by Matthew Kato on Sep 22, 2009 at 02:02 PM
Publisher: Codemasters
Developer: Asobo Studio
Rating: Everyone
Reviewed on: Xbox 360
Also on: PlayStation 3

It's a big world out there, and few are larger than Fuel's. As massive as this title's map is, it's natural that you're going to get lost. But aimlessness isn't necessarily what you want to hear when talking about a video game. Fuel delivers on its main points by offering a world full of races and exploration, but it lacks the context that has helped make recent Codemasters racing titles such as Grid great.

Fuel's world is split into camps, which are areas carved out of the game's map. Although you can freely drive through all the camps in the free ride mode (which you can switch in and out of at any time), each camp has its own career races and bonus challenges. Both of these are accessed via a menu or by coming across them naturally by driving around. Performing well in races earns you more fuel, which is the in-game currency you use to purchase the horde of vehicles and unlock new camps.
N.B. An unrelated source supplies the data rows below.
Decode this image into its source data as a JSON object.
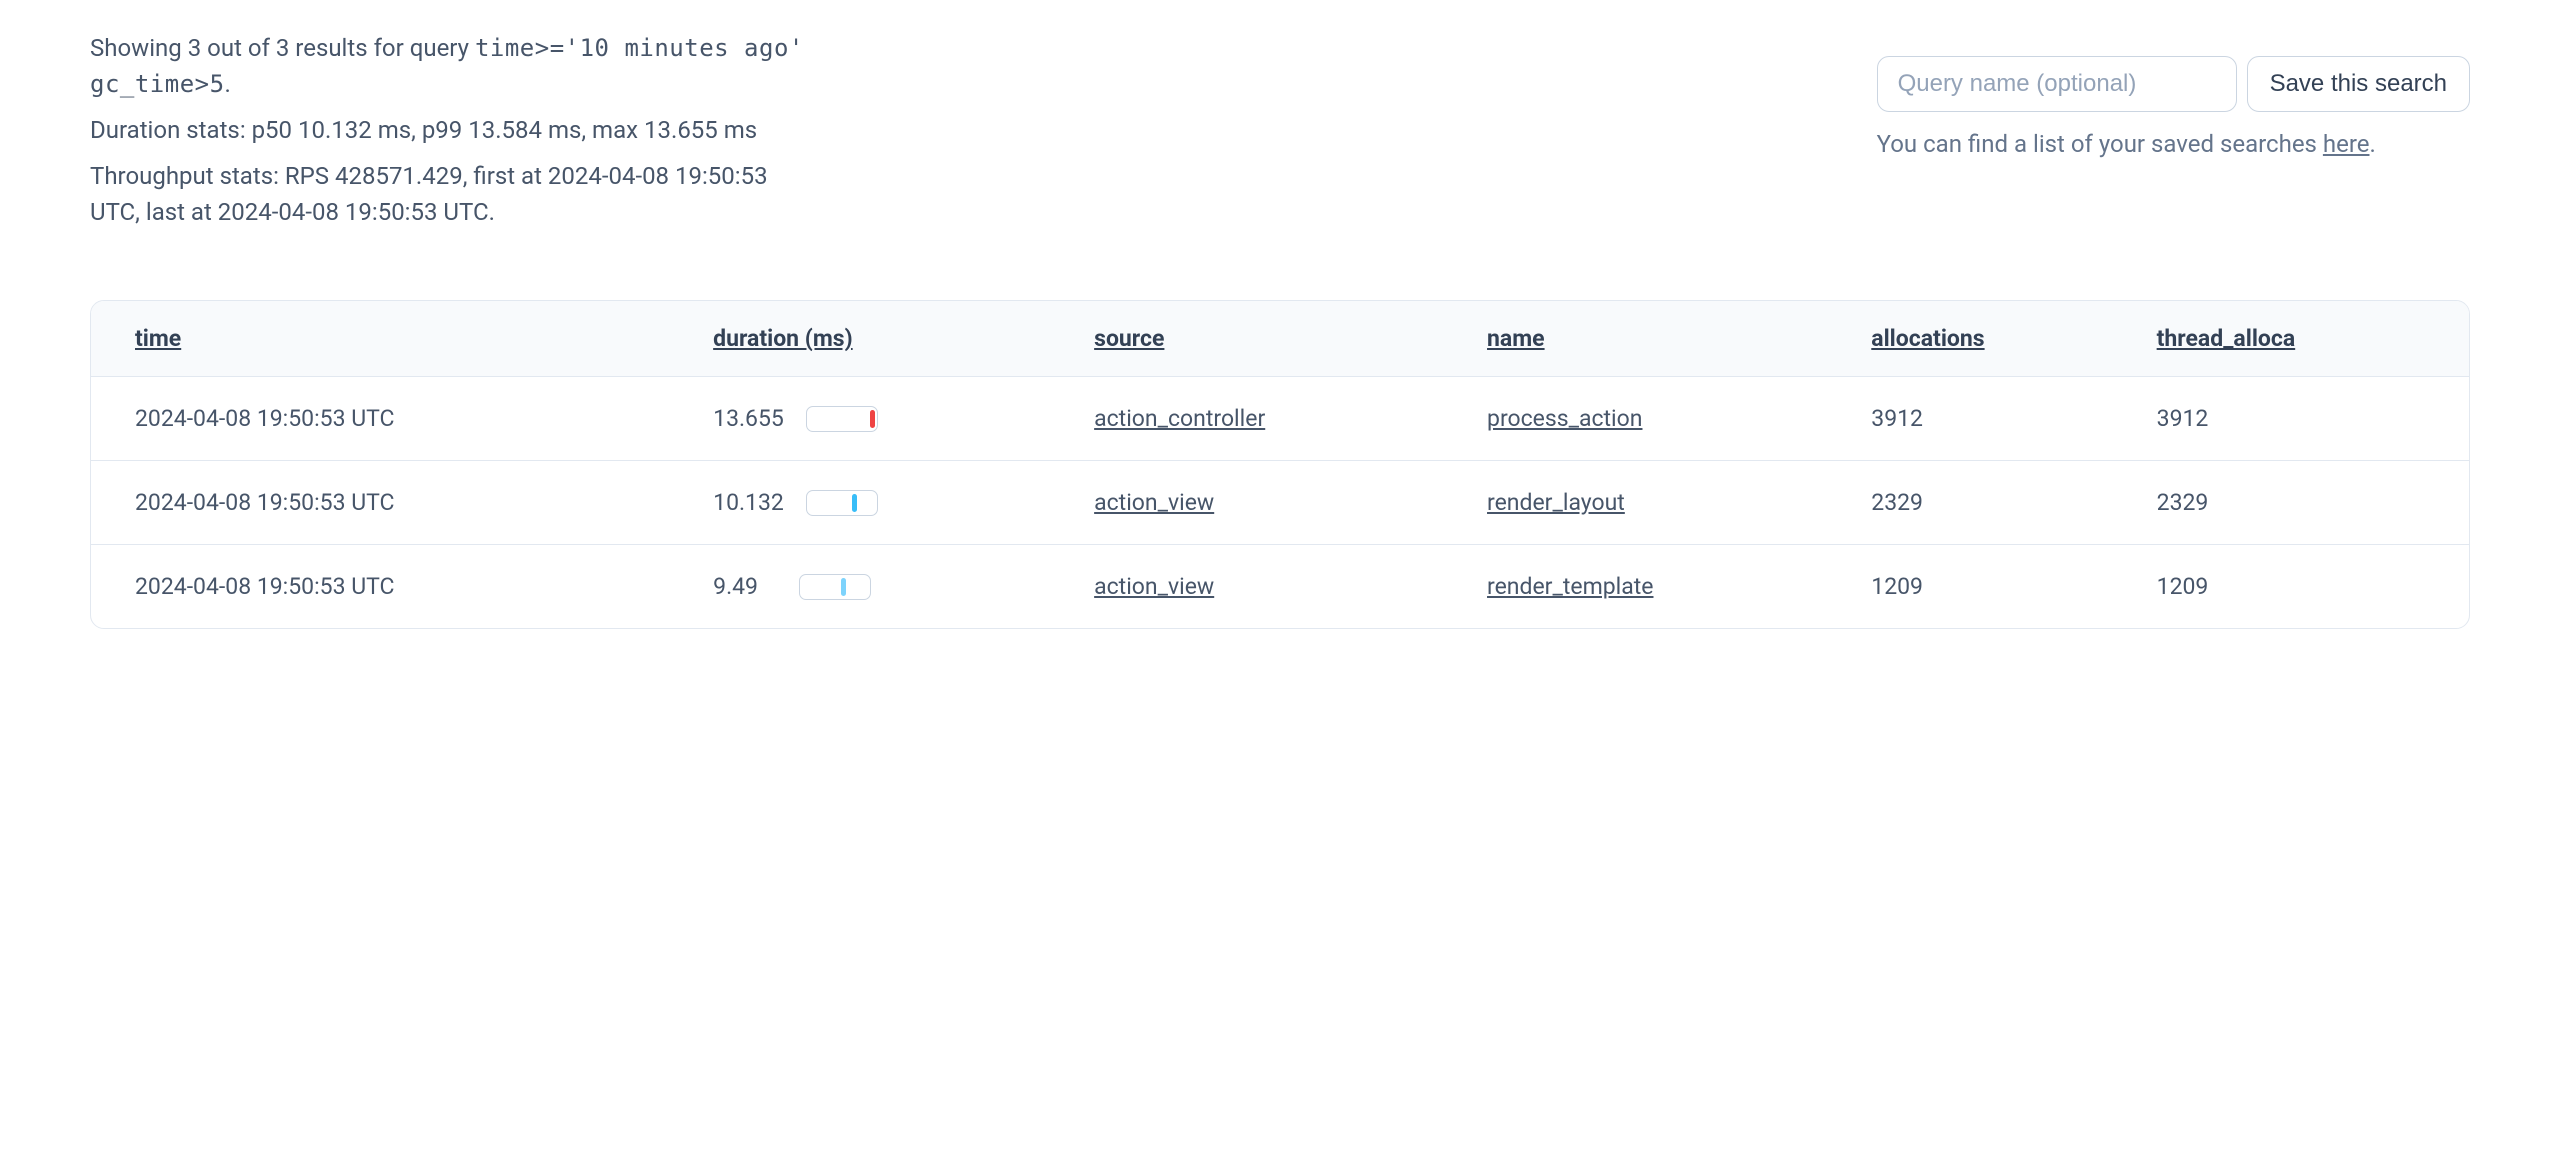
{
  "summary": {
    "results_prefix": "Showing 3 out of 3 results for query ",
    "query": "time>='10 minutes ago' gc_time>5",
    "results_suffix": ".",
    "duration_stats": "Duration stats: p50 10.132 ms, p99 13.584 ms, max 13.655 ms",
    "throughput_stats": "Throughput stats: RPS 428571.429, first at 2024-04-08 19:50:53 UTC, last at 2024-04-08 19:50:53 UTC."
  },
  "save_panel": {
    "placeholder": "Query name (optional)",
    "button": "Save this search",
    "hint_prefix": "You can find a list of your saved searches ",
    "hint_link": "here",
    "hint_suffix": "."
  },
  "table": {
    "headers": {
      "time": "time",
      "duration": "duration (ms)",
      "source": "source",
      "name": "name",
      "allocations": "allocations",
      "thread_allocations": "thread_alloca"
    },
    "rows": [
      {
        "time": "2024-04-08 19:50:53 UTC",
        "duration": "13.655",
        "marker_position_pct": 90,
        "marker_color": "#ef4444",
        "source": "action_controller",
        "name": "process_action",
        "allocations": "3912",
        "thread_allocations": "3912"
      },
      {
        "time": "2024-04-08 19:50:53 UTC",
        "duration": "10.132",
        "marker_position_pct": 65,
        "marker_color": "#38bdf8",
        "source": "action_view",
        "name": "render_layout",
        "allocations": "2329",
        "thread_allocations": "2329"
      },
      {
        "time": "2024-04-08 19:50:53 UTC",
        "duration": "9.49",
        "marker_position_pct": 58,
        "marker_color": "#7dd3fc",
        "source": "action_view",
        "name": "render_template",
        "allocations": "1209",
        "thread_allocations": "1209"
      }
    ]
  }
}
I played Fuel methodically – I would dust off most of the career races and some of the challenges within each camp before moving on to the next one. I wasn't satisfied with simply roaming around the map looking for whatever came my way – although you can certainly do that. I just don't find it that interesting to hunt down the liveries, challenges, and fuel hidden in the wilderness, which often feels like a chore. This undercuts the effectiveness of Fuel's open structure.

The online portion also works against the sense of freedom the game attempts to convey. Meeting someone and getting into a race isn't as seamless as in Burnout Paradise or Test Drive Unlimited, and you can often miss a friend even if you're in the same location. Similarly, the entire offline game experience feels disjointed due to the loading between free ride and career modes, as well as every time you crash – which the game doesn't even show you.

Fuel may not have hit the mark in its structure, but the racing itself is fun. Races are fast, cross-country affairs that show off the game's true strength: its varied terrain. You're free to take any path to hit a checkpoint, but most of the time you'll stick to the main one, with a few detours along the way. In order to win fuel you have to come in first, which unfortunately discourages true exploration and risk-taking during a race, since going off the beaten path can cost you valuable positions. Races often have their moments, however, whether it's a tornado set piece that tears through a level or when you find a clever route that no one has discovered.

Some gamers may appreciate the freedom Fuel gives you, but I feel like the lack of payoff and context blunts any adventurous feelings I have.

Game Informer's Review System
Concept Let racers tackle a large open world scattered with races, collectible objects, and varying terrain
Graphics Some ground effects suffer from pop-up. I like the changing color tones as the game goes in and out of night
Sound The default generic guitar rawk will give you a bigger headache than sucking exhaust fumes
Playability The game encourages you to buy lots of vehicles to find the right fit for your driving style and the course layout
Entertainment Fuel gives you many options in exploring its open world, but that doesn't necessarily mean you are spoiled for choice
Replay High